Source records
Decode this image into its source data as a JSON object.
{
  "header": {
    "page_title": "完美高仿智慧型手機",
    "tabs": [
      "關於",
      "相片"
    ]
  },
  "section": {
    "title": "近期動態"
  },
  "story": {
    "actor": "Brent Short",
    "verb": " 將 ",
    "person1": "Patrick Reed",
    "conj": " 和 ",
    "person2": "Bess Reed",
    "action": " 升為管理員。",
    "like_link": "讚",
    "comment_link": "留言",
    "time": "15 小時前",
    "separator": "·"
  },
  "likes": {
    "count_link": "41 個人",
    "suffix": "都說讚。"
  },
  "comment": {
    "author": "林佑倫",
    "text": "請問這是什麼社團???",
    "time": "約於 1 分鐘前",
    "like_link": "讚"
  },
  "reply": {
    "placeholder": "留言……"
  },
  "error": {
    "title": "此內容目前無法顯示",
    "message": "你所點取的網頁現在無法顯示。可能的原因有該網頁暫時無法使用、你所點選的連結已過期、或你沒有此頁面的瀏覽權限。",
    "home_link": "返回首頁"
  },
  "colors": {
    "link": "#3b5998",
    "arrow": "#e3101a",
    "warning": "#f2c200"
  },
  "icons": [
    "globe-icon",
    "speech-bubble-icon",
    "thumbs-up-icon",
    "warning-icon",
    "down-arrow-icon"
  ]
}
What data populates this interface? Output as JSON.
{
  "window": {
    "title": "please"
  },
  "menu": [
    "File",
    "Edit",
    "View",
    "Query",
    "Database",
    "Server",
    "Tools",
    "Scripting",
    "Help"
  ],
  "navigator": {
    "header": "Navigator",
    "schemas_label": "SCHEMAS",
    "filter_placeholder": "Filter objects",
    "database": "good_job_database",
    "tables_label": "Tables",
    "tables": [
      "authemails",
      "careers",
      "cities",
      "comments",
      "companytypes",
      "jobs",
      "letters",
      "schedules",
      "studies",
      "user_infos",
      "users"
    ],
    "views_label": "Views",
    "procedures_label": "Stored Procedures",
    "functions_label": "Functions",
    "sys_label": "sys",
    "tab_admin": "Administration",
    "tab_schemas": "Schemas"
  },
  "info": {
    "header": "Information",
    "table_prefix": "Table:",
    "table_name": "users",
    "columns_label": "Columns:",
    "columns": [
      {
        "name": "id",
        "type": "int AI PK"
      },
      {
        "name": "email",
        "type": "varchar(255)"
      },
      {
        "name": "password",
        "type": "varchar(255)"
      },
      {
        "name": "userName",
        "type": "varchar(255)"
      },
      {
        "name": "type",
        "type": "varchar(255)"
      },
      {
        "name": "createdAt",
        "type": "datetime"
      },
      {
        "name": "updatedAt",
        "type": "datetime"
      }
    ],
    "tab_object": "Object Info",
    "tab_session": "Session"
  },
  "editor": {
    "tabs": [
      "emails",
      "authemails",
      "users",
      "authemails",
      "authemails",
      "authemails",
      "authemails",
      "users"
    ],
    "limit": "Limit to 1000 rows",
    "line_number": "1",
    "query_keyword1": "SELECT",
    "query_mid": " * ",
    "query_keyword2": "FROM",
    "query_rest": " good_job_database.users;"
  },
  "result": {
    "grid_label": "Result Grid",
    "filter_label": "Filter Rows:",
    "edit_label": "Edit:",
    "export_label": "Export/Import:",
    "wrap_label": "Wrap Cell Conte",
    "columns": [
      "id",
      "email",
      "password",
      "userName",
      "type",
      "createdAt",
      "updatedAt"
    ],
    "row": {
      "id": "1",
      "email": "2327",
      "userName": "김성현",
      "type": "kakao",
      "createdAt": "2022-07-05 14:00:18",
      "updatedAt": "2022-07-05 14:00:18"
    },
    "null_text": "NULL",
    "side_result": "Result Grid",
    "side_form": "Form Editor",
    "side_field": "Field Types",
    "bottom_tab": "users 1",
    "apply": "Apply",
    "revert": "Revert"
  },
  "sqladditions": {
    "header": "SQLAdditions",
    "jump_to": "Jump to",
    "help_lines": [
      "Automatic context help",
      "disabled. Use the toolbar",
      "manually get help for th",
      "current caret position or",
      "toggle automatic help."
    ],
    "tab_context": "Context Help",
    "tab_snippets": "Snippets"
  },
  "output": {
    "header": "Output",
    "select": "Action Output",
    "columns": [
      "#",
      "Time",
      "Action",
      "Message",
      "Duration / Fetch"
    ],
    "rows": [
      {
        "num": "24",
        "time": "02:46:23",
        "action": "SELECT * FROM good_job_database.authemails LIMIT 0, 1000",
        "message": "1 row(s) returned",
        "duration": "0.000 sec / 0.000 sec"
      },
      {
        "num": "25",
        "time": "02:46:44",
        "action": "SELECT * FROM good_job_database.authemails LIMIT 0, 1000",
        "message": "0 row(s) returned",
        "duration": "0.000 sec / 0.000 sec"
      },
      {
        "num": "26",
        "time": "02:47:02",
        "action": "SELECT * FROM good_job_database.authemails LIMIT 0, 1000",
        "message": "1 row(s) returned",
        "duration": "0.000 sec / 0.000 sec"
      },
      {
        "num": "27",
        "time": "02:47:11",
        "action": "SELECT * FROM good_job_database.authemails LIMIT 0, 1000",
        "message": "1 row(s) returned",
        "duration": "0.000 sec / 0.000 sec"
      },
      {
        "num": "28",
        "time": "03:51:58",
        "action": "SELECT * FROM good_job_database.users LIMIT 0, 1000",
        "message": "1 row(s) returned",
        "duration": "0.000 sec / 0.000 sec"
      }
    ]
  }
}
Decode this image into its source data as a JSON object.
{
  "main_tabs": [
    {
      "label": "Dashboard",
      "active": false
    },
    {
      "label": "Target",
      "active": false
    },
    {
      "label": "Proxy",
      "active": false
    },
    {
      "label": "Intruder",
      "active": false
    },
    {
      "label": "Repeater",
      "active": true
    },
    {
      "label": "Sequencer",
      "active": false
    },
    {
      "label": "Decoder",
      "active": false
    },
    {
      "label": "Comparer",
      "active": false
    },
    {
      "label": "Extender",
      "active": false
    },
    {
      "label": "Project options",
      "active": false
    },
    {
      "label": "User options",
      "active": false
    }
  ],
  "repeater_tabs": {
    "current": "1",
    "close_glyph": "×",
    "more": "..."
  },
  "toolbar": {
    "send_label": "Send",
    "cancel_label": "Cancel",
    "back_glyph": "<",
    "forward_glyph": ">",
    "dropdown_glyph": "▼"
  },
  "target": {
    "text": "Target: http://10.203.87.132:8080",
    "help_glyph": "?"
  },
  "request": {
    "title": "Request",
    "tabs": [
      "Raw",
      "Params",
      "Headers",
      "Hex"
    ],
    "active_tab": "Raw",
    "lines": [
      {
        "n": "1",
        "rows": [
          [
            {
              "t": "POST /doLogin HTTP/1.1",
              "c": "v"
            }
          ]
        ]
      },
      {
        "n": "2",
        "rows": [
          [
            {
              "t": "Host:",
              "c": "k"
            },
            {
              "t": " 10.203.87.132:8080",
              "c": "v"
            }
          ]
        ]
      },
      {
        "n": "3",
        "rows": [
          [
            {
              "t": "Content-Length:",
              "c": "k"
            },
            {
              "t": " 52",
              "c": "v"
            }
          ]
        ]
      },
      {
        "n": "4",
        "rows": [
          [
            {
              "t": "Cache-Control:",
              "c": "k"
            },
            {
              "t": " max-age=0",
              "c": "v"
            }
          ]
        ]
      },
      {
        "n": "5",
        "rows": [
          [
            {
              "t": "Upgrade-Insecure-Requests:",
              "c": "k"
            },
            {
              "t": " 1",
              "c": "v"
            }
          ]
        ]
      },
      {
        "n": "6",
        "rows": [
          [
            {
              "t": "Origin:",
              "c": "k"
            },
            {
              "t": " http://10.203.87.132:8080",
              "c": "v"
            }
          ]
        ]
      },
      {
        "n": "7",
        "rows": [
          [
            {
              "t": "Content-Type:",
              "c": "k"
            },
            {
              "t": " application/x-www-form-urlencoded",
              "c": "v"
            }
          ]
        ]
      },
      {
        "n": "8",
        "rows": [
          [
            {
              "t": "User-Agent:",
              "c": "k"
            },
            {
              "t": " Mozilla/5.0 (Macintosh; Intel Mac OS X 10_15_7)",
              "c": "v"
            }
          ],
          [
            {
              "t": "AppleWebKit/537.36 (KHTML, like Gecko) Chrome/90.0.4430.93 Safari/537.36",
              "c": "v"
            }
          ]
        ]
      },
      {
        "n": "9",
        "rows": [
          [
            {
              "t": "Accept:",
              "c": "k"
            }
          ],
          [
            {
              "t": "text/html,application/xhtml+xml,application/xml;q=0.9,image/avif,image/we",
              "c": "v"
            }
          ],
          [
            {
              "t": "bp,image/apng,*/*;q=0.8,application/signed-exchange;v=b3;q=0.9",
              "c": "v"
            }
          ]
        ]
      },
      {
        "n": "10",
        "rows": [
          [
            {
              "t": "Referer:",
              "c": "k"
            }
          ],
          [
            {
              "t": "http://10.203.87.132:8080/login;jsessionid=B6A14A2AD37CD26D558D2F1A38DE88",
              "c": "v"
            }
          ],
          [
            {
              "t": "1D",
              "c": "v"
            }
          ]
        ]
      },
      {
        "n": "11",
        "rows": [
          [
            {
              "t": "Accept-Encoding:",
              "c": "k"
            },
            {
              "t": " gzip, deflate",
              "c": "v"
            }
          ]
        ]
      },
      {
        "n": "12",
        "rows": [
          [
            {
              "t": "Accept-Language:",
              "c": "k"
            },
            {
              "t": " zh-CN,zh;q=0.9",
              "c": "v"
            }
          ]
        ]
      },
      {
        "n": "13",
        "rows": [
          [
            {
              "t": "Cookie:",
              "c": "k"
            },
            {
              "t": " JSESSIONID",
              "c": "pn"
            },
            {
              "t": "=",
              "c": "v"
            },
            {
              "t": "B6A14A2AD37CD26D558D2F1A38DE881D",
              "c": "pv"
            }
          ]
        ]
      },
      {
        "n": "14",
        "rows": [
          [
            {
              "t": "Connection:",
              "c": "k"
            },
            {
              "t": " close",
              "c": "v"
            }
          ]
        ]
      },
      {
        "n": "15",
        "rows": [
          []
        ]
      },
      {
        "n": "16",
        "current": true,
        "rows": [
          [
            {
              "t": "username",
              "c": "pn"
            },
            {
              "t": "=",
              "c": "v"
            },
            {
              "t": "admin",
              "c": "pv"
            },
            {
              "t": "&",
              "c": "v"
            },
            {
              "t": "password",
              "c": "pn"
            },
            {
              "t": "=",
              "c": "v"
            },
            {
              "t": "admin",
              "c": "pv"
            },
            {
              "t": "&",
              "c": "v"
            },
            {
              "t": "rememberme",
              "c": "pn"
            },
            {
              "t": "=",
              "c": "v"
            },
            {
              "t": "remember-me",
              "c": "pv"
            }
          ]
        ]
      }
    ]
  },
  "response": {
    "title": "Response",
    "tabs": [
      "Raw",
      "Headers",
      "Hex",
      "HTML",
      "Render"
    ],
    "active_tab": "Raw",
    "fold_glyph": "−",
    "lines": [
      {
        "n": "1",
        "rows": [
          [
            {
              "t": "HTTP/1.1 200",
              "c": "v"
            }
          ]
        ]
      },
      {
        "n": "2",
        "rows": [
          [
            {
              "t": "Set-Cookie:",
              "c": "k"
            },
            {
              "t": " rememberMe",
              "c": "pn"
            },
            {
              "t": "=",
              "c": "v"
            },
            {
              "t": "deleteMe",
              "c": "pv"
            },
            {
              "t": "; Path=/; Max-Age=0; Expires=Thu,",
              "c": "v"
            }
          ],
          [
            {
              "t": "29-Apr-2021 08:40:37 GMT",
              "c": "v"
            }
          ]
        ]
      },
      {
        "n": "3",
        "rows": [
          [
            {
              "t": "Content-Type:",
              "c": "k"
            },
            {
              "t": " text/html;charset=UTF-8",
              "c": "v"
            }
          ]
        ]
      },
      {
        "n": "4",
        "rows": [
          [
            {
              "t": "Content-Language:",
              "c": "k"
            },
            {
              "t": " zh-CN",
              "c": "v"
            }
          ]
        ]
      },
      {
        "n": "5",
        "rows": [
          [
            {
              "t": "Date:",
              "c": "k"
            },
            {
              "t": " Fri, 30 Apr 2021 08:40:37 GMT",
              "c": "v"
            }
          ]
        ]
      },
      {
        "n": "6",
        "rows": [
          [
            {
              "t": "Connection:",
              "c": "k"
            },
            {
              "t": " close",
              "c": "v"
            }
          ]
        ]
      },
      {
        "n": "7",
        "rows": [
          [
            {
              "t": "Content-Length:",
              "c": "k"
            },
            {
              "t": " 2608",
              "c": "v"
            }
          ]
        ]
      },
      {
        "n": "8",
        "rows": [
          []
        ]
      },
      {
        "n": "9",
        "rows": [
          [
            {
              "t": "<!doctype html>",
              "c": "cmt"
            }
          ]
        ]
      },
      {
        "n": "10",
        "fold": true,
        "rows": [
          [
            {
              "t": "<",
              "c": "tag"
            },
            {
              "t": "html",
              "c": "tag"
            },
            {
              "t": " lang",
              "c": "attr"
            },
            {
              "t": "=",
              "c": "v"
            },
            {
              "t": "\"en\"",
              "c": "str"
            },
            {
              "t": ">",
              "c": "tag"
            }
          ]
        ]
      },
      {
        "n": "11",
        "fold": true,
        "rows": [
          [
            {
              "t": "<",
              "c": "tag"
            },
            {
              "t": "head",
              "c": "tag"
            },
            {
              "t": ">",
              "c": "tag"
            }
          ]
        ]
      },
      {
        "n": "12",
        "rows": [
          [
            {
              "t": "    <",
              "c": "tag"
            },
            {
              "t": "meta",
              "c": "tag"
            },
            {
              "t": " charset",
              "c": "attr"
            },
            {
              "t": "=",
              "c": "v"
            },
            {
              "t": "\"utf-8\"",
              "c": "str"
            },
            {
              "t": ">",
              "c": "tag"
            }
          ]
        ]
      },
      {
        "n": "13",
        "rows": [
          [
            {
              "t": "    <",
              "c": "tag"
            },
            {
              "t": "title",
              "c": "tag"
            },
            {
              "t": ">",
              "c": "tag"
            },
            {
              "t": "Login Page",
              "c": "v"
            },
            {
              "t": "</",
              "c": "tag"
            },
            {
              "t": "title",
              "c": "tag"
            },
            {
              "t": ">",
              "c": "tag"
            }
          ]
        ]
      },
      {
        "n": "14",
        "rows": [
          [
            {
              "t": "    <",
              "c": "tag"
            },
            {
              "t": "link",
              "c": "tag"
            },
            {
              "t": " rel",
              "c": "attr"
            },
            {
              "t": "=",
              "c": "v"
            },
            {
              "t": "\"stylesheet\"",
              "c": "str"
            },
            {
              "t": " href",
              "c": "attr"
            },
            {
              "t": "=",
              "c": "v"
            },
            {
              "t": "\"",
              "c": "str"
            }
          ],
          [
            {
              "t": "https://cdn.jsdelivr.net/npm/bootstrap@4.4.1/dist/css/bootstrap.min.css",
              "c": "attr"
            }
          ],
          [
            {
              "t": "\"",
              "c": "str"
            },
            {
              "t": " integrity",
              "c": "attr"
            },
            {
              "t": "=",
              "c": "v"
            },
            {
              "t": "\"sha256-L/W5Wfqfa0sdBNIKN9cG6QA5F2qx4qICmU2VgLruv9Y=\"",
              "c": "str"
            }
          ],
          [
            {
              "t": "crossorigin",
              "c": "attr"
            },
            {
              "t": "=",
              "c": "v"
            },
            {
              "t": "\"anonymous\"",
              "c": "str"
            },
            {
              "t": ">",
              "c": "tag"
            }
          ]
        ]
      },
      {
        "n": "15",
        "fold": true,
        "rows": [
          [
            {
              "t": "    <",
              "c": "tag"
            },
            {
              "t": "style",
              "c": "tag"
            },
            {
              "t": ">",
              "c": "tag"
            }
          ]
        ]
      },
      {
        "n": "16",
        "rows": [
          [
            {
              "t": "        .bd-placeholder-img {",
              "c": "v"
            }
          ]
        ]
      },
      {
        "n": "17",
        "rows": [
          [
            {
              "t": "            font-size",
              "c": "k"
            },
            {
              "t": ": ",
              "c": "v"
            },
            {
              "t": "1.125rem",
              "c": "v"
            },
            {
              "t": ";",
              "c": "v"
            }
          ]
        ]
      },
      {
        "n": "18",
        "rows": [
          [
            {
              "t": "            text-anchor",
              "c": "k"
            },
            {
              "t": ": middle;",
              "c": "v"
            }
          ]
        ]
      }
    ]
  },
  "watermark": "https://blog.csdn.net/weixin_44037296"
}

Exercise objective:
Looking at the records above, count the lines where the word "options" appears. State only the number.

Response:
2